April 3, 2013
Moon Mapper Data Shows Preserved Mineralogy Exists In Lunar Crater
April Flowers for redOrbit.com - Your Universe Online
Large impacts on the Moon produce unimaginable amounts of energy; however, they may not wipe the mineralogical slate clean.
The deposit is part of a sheet of impact melt, which are the cooled remains of rocks melted during an impact. Prior to this discovery, geologists have assumed that melt deposits would retain little pre-impact mineralogical diversity.
Giant cauldrons of impact melt are produced by large impacts. These eventually cool and reform into solid rock. Geologists assumed that the energy from the impact would stir the molten cauldron thoroughly during the liquid phase. This would mix all the rock types together into an indistinguishable mass. The theory was that identifying any pre-impact variation in the minerals would be like putting a four-course meal into a blender and then attempting to pick out the potatoes.
The newly discovered feature in Copernicus, however, suggests that pre-existing mineralogy isn't always eradicated by the impact process.
“The takeaway here is that impact melt deposits aren´t bland,” said Deepak Dhingra, a Brown graduate student who led the research that was published in a recent issue of Geophysical Research Letters. “The implication is that we don´t understand the impact cratering process quite as well as we thought.”
Even though Copernicus is one of the best-studied features on the Moon, this deposit went unnoticed for decades. The Moon Mineralogy Mapper's (M3) imaging in 83 wavelengths of light — in the visible and near-infrared spectrum — made the deposit stand out however.
The M3, a state-of-the-art imaging spectrometer, is one of two scientific instruments contributed by NASA to the first Indian mission to the moon, Chandrayaan-1, which orbited the Moon for 10 months during 2008-09. The M3 instrument mapped nearly the entire lunar surface and has created the first mineralogical map of the lunar surface at high spatial and spectral resolution. M3 is part of NASA's Discovery Mission of Opportunity.
Different minerals reflect light in different wavelengths at variable intensities, making it possible to identify the minerals by observing the wavelength variations. The new feature appeared as an area that reflects less light at wavelengths around 900 and 2,000 nanometers in the M2 imaging. This indicates minerals rich in magnesium pyroxenes. The remaining crater floor showed a dominant dip beyond 950 nm and 2400 nm, indicating iron and calcium pyroxene rich minerals. “That means there are at least two different mineral compositions within the impact melt, something previously not known for impact melt on the Moon,” Dhingra said.
How or why this feature formed this way is unclear. The research team says that is an area for future study. The fact that the impact melt isn't always homogenous, however, changes the way geologists look at lunar impact craters.

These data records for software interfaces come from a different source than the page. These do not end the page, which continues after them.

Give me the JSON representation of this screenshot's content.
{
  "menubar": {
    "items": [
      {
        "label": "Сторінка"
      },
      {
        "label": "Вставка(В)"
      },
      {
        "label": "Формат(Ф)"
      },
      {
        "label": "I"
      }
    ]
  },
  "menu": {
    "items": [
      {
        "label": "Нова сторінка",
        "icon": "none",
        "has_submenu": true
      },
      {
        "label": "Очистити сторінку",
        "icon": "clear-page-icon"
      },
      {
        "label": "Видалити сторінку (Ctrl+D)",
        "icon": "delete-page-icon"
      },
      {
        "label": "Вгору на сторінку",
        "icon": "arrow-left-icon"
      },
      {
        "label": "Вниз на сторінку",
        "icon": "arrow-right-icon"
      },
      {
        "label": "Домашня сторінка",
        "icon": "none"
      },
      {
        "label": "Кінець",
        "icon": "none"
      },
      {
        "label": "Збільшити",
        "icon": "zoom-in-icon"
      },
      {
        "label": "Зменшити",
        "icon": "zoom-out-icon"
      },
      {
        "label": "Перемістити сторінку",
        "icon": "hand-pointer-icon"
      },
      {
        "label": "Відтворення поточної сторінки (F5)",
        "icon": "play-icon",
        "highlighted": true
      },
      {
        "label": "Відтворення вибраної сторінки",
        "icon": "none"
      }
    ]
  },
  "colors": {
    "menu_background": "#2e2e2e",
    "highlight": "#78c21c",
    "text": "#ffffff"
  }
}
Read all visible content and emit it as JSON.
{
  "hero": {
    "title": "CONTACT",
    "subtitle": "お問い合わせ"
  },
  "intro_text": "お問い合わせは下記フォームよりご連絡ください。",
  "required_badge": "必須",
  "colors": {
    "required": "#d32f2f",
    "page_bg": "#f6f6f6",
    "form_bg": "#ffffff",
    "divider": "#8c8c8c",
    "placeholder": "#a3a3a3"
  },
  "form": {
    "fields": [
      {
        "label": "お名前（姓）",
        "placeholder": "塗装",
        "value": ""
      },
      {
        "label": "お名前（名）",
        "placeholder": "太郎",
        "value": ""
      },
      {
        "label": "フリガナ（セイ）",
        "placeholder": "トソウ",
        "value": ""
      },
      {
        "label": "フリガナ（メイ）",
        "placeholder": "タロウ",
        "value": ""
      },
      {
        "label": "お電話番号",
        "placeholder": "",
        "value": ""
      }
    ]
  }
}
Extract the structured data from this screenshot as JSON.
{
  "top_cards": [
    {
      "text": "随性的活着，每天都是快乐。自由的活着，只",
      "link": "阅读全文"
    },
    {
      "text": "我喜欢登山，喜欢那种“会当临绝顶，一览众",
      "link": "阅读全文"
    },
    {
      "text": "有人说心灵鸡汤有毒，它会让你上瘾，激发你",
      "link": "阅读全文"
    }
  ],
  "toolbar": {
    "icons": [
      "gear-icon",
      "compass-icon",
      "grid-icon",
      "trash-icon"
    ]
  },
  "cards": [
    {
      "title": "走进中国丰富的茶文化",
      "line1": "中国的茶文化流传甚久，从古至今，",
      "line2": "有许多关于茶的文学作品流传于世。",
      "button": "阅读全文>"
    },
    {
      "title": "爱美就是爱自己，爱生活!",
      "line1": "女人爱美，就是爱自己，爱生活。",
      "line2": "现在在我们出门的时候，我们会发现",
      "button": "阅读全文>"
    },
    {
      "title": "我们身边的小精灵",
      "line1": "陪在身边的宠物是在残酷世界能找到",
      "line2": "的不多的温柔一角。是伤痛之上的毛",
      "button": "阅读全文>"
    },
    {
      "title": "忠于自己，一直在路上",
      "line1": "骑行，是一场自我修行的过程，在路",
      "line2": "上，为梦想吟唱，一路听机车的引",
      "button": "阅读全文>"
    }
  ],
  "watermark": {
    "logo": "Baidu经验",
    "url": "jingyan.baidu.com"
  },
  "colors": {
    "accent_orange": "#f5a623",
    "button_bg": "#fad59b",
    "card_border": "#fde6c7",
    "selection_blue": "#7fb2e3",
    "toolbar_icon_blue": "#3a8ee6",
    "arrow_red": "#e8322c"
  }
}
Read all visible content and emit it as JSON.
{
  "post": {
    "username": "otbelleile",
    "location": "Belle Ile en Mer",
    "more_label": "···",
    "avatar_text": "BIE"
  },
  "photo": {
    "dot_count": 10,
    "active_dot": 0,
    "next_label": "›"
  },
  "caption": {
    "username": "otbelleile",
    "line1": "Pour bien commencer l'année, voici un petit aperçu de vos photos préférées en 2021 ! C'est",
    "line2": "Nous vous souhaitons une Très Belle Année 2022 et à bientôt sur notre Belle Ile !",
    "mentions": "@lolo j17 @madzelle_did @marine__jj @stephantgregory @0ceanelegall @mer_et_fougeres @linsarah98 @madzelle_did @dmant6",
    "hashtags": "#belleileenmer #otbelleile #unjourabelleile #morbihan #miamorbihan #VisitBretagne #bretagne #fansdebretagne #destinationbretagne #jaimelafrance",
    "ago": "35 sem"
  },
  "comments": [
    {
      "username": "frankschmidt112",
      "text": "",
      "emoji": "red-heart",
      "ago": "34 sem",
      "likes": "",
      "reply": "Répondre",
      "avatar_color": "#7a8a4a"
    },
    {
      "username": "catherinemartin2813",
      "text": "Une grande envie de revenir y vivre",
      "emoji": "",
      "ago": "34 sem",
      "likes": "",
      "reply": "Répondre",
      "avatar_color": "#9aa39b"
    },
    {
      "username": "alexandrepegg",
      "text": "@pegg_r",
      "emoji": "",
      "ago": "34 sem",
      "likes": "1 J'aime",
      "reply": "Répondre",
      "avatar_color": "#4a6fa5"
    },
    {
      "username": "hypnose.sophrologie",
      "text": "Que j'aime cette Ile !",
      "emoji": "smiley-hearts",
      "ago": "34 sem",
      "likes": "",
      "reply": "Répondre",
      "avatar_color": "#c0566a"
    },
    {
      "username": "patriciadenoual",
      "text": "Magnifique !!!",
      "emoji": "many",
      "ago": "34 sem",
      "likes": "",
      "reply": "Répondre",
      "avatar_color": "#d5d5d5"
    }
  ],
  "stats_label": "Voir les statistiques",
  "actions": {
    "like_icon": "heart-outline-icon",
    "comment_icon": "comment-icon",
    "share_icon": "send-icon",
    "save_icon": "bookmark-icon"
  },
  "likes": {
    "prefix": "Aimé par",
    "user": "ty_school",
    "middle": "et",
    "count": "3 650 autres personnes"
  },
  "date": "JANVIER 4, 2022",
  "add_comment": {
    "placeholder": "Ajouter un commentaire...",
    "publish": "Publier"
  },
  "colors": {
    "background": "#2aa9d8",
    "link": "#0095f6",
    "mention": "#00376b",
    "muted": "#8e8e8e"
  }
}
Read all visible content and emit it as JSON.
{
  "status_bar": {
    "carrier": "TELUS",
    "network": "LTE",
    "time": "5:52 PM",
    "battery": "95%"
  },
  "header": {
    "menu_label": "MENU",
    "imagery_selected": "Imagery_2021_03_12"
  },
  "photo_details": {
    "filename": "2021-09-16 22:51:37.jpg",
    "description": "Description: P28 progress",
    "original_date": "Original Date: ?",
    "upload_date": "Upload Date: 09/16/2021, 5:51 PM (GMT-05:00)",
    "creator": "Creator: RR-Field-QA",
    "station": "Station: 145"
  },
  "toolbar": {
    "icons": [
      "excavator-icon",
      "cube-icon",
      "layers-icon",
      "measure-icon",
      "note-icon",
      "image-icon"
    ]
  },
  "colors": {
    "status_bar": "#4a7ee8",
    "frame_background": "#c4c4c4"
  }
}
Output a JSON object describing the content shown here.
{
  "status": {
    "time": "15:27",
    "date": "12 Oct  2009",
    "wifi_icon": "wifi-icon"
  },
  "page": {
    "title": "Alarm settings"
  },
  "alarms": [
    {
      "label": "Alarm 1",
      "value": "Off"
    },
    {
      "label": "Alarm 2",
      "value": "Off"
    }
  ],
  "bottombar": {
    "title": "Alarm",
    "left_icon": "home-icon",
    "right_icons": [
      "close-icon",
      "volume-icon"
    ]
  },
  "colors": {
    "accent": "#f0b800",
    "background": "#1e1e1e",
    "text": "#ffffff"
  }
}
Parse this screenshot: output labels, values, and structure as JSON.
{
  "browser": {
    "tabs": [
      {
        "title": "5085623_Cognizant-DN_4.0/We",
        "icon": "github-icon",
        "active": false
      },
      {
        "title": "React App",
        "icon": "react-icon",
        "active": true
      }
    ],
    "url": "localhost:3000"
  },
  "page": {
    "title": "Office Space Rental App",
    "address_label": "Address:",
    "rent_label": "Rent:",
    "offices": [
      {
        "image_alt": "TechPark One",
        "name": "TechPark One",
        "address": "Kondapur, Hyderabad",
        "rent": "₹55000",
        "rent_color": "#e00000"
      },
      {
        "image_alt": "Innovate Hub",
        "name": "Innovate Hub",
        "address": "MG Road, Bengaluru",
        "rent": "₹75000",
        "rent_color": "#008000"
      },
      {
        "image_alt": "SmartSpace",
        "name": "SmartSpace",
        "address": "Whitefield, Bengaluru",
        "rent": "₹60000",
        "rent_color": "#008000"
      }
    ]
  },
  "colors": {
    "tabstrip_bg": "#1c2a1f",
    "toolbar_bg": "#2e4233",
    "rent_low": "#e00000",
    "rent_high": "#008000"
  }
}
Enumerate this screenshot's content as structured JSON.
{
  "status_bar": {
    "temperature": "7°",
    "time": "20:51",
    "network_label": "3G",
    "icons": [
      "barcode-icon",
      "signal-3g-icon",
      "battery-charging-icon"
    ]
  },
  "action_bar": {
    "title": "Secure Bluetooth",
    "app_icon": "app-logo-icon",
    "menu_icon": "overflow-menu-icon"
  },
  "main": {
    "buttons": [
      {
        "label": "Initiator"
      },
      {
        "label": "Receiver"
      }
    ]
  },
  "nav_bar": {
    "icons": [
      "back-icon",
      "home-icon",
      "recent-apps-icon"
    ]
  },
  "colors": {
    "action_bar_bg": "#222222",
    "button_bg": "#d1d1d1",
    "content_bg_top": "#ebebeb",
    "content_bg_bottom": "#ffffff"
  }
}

“These features have preserved signatures of the original target material, providing ℠pointers´ that lead back to the source region inside the crater,” said James W. Head III, the Scherck Distinguished Professor of Geological Sciences. “Deepak´s findings have provided new insight into the fundamentals of how the cratering process works. These results will now permit a more rigorous reconstruction of the cratering process to be undertaken.”
Image 2 (below): Pre-existing mineral deposits on the Moon (sinuous melt, above) have survived impacts powerful enough to melt rock. Not detectable in the crater image (inset), deposits are visible only in light at certain wavelengths. Credit: NASA and Deepak Dhingra